Around 1994/95, I was becoming very well acquainted with a graphics program called TARGA Tips+ at work. If I wasn’t doing something work-related on it, I was probably doodling on it, and I was probably doodling stuff like this. Pretty primitive compared even to the background art on theLogBook.com, but at the time, I thought this stuff was the bomb.
Rotated 90 degrees, this one later became the front page for one of the budget-busting full color issues of the Logbook fanzine in 1995; with some modifications, it also wound up as a full-screen legal ID on Fox 46. As unsophisticated as it seems now, this is one of my favorites.
I seem to remember drawing this one, printing it out and framing it for my father and his wife, who had a thing for covered bridges. Read what you like into it, but it almost seems like the comet there’s about to uncover the bridge…
I think this was supposed Jupiter…and an asteroid of some kind…and…a ring. Of some kind. Memory’s a bit hazy on what I was trying to do here.
Best one of the bunch. I had begun messing around with a function of the program that would drop lots of polygons in fractal patterns depending on where you drew – it was a rather unique brush function, and it made some great jaggy mountains. Still some sort of Jupiter thing going on here, but this comes the closest to being realistic out of anything I did at the time.
I like the binary star. Not sure about the cracked planet – it wound up looking like a jigsaw puzzle planet.
More jagged mountains, weird green lightning in the background, and a frame grab of the starship Voyager.
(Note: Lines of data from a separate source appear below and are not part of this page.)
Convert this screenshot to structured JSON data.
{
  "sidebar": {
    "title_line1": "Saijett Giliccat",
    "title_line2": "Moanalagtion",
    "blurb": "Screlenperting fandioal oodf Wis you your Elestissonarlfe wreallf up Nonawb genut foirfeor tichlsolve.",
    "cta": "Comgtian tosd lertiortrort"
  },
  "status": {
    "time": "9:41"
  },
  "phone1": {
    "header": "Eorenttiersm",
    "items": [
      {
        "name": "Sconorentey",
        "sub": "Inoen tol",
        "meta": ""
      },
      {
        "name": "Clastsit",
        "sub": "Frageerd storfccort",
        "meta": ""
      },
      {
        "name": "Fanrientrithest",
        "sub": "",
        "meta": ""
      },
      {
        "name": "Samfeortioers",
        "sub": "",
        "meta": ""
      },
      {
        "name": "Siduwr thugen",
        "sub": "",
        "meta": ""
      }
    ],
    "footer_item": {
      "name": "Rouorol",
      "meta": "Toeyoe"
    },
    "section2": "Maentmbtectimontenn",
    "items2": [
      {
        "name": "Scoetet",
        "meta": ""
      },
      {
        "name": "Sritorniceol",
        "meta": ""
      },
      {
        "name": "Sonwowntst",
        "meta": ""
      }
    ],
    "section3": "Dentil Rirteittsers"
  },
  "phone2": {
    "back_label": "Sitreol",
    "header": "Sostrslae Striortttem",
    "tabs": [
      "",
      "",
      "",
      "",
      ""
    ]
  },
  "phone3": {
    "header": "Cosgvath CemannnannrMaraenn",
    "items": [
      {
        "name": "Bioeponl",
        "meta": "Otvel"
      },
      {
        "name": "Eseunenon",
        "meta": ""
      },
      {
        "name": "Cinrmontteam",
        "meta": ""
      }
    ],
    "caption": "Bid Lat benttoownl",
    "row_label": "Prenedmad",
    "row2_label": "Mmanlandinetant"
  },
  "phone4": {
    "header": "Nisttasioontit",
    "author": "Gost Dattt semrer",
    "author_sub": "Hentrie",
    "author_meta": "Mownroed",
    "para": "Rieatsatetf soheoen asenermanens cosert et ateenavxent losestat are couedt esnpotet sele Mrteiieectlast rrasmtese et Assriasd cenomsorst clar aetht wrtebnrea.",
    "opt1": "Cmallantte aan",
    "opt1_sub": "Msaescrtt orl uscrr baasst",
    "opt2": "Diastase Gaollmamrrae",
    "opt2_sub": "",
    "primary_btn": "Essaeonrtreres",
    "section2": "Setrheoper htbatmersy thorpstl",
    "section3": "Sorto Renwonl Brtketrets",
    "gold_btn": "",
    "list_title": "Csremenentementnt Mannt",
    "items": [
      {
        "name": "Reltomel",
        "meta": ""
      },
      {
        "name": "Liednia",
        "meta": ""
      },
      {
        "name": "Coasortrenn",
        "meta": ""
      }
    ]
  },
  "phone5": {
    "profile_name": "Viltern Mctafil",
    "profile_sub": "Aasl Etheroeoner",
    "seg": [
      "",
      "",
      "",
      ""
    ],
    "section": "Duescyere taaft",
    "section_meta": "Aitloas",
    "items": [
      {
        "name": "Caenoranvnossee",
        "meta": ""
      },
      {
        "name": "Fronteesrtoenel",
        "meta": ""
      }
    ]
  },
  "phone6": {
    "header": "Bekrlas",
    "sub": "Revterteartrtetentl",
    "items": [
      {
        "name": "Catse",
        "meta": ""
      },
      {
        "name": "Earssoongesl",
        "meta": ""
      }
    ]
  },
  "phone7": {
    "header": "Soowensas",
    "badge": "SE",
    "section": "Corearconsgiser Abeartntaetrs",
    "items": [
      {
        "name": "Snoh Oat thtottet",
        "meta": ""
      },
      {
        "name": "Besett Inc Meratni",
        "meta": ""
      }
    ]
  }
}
Still love those jagged mountains though.
This is an actual frame grab of the Earth (which I think I randomly grabbed from a satellite dish in the control room which, if I had no actual show feeds to catch, was usually tuned to NASA Select) with a kind of globular cluster thing going on.
Another jigsaw puzzle planet. Meh.
Jupiter, thunderhead clouds, and a steaming volcano, and not a half-bad attempt at hand-drawing a lens flare from the sun. Hmmmmm.
I wasn’t about to put Adolf Schaller or Don Dixon out of work – I’m still not, come to think of it – but it was a bit of fun, and I remember being inordinately proud of these things way back when.